ABOUT THIS TASK — Isolate every line in the data with the string "color" and copy it.

DATASET EXCERPTS —
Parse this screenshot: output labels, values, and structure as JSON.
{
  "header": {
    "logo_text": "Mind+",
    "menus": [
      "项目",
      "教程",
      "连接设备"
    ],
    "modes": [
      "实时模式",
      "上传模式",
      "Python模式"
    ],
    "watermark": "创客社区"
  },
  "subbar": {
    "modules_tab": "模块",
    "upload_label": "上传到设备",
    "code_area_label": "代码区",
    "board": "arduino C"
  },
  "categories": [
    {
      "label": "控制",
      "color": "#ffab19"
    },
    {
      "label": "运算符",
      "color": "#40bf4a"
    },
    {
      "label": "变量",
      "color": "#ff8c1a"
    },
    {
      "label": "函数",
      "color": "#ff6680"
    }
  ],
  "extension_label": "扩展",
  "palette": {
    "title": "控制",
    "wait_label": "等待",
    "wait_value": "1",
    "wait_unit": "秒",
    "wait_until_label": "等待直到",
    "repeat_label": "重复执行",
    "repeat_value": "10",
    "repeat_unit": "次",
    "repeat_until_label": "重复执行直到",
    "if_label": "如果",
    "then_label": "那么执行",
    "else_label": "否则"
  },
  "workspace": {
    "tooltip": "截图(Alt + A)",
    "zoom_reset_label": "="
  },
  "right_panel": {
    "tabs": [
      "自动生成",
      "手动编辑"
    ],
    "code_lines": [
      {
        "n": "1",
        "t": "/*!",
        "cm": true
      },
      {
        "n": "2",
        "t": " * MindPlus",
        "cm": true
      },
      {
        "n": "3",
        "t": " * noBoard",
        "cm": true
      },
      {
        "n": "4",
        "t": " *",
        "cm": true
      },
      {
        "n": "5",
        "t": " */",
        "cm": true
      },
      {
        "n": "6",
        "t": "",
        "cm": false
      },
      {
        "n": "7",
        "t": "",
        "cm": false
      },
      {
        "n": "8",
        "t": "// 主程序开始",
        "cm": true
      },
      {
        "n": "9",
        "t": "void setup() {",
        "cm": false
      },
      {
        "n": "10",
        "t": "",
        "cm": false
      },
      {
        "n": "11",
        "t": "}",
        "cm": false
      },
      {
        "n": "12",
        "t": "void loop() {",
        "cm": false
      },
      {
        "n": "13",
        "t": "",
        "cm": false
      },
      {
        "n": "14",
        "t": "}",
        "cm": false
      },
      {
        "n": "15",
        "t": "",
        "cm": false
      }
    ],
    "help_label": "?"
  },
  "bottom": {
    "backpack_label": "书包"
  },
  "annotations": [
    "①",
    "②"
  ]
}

WRITTEN REPLY —
      "color": "#ffab19"
      "color": "#40bf4a"
      "color": "#ff8c1a"
      "color": "#ff6680"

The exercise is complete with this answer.